Image: Angus Fergusson
From renovation upgrades to seasonal touch-ups, these are some of the most important green initiatives to employ at home to reduce your carbon footprint — and also save money.
You already know you should turn off the lights when you leave a room and turn off the water tap when brushing your teeth, but there are other actions that are equally as important (and as easy) you should be doing to reduce your carbon footprint.
We chatted with carpenter Kate Campbell, who's an expert in eco-friendly upgrades, to learn about some of the ways we can be more energy efficient at home and even save money in renovations and utilities.
1. Learn about the rebates available to you.
Various programs and funds are available across Canada to help you reduce energy and also save money. For example, Green Ontario Fund offers rebates to homeowners renovating or updating their homes to be more eco-friendly. “You can take climate action and save money and make your house more environmentally friendly and sustainable,” says Kate, “so you’re not paying so much for utilities.” There are thousands of dollars worth of rebates for green upgrades to be claimed — it’s worth doing your research to find out what discounts are available to you.
2. Invest in a smart thermostat.
This simple home upgrade can be installed yourself and can reduce the cost of your utilities.
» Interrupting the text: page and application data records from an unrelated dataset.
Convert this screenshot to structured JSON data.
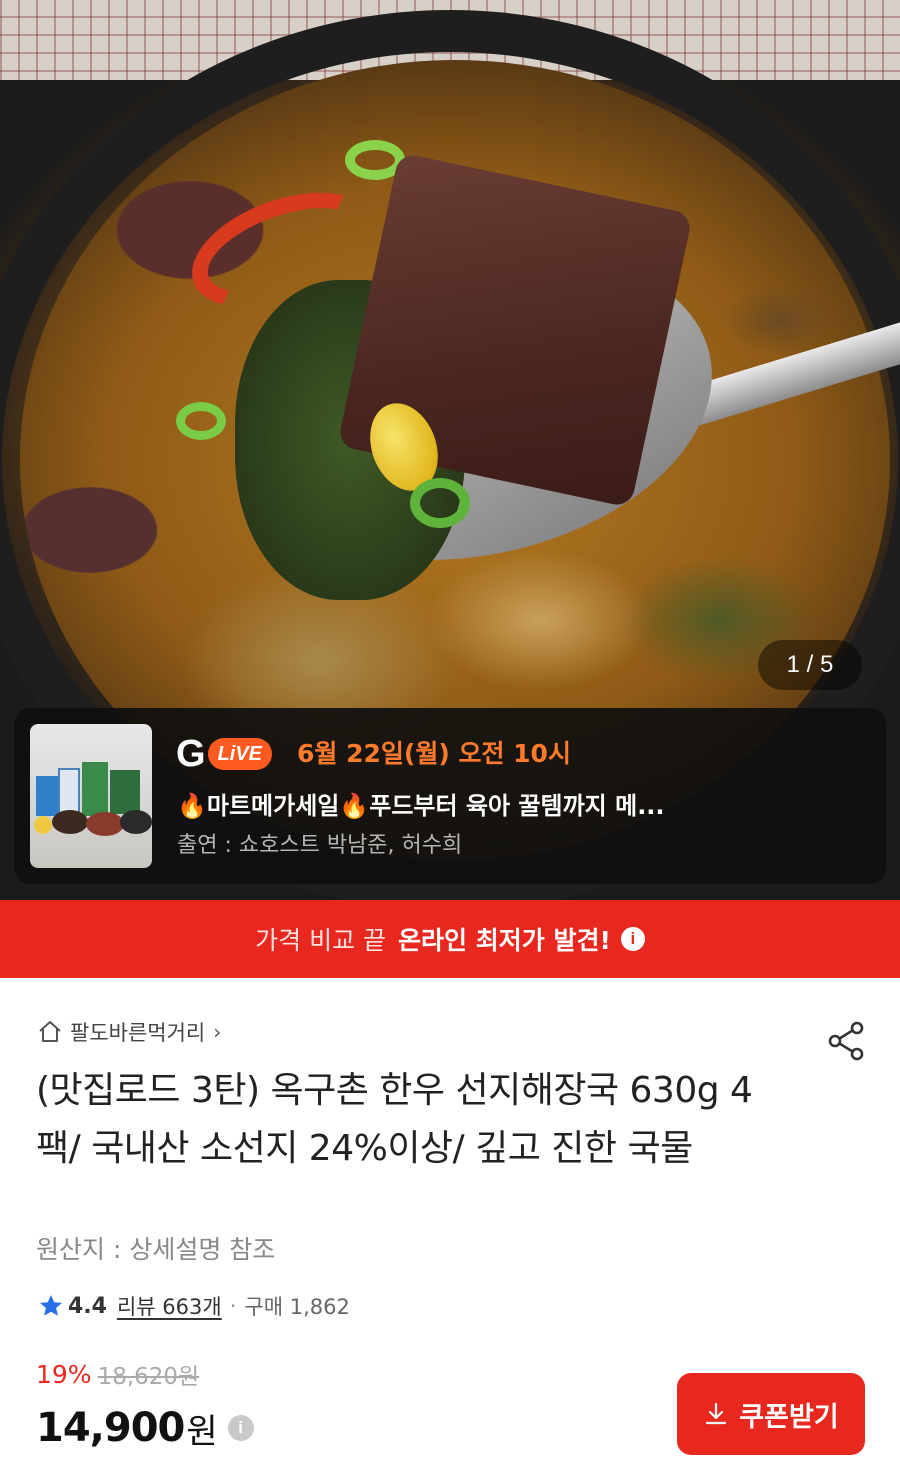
{
  "hero": {
    "image_counter": "1 / 5"
  },
  "live_banner": {
    "logo_letter": "G",
    "logo_badge": "LiVE",
    "date": "6월 22일(월) 오전 10시",
    "title": "🔥마트메가세일🔥푸드부터 육아 꿀템까지 메...",
    "host": "출연 : 쇼호스트 박남준, 허수희"
  },
  "price_banner": {
    "lead": "가격 비교 끝",
    "highlight": "온라인 최저가 발견!",
    "info_icon": "i"
  },
  "product": {
    "store_name": "팔도바른먹거리",
    "store_chevron": "›",
    "title": "(맛집로드 3탄) 옥구촌 한우 선지해장국 630g 4팩/ 국내산 소선지 24%이상/ 깊고 진한 국물",
    "origin": "원산지 : 상세설명 참조",
    "rating": "4.4",
    "reviews": "리뷰 663개",
    "separator": "·",
    "purchases": "구매 1,862",
    "discount_percent": "19%",
    "original_price": "18,620원",
    "sale_price": "14,900",
    "currency_unit": "원",
    "price_info_icon": "i",
    "coupon_button": "쿠폰받기"
  },
  "colors": {
    "accent_red": "#e8281e",
    "live_orange": "#ff7a2a",
    "star_blue": "#2a6fe8"
  },
  "icons": [
    "home-icon",
    "share-icon",
    "star-icon",
    "info-icon",
    "download-icon"
  ]
}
The smart thermostat can be accessed through your phone, so you’re able to adjust the temperature in your home no matter where you are. “It can learn your living patterns and sleep patterns,” says Kate, “so you don’t have to worry about putting the temperature down at night.” Bonus: There are rebates available through the manufacturers of smart thermostats.
3. Leak-proof your home.
Leaky homes mean drafty homes, and drafty homes mean more energy is being used to control the temperature. “It’s easy to detect drafts in your home — you’ll feel cold air coming in,” says Kate, “and all it takes to fix the cracks is cocking the joints or sealing up the air leaks with a can of spray foam.”
4. Unplug energy hoarders.
Anything that is plugged in is using energy — even if that item isn’t used often or even turned on. Keep alliances unplugged when they’re not in use, and consider eliminating some — particularly older options that aren’t energy efficient, such as that extra refrigerator or freezer in your basement or garage. “It’s probably not Energy Star, it’s one that was replaced with a newer model,” says Kate, “and it’s drawing so much electrical current and energy.”
5. Ensure your home has proper insulation.
“Anything to do with the building envelope is so important because that’s what’s keeping your home insulated,” says Kate, “and that’s what’s keeping in the hot air in the winter and the cool air in the summer.” If leaky windows can’t be fixed, consider replacing them with new windows — there’s a rebate for them on Green Ontario, as well as a rebate for insulation.
6. Recycle the materials pulled from your house.
Instead of sending off the scraps from your reno to a landfill, consider donating them to a company like Habitat for Humanity. When renovating your kitchen and replacing your cupboards, carefully dismantle the uppers and lowers instead of busting them up, so they can be recycled and reused in a new home.
7. Use recycled materials where possible.
Do your research and find sustainable materials that can work in your home. Kate’s go-to: Using a composite board that’s 95% recycled plastic for a deck.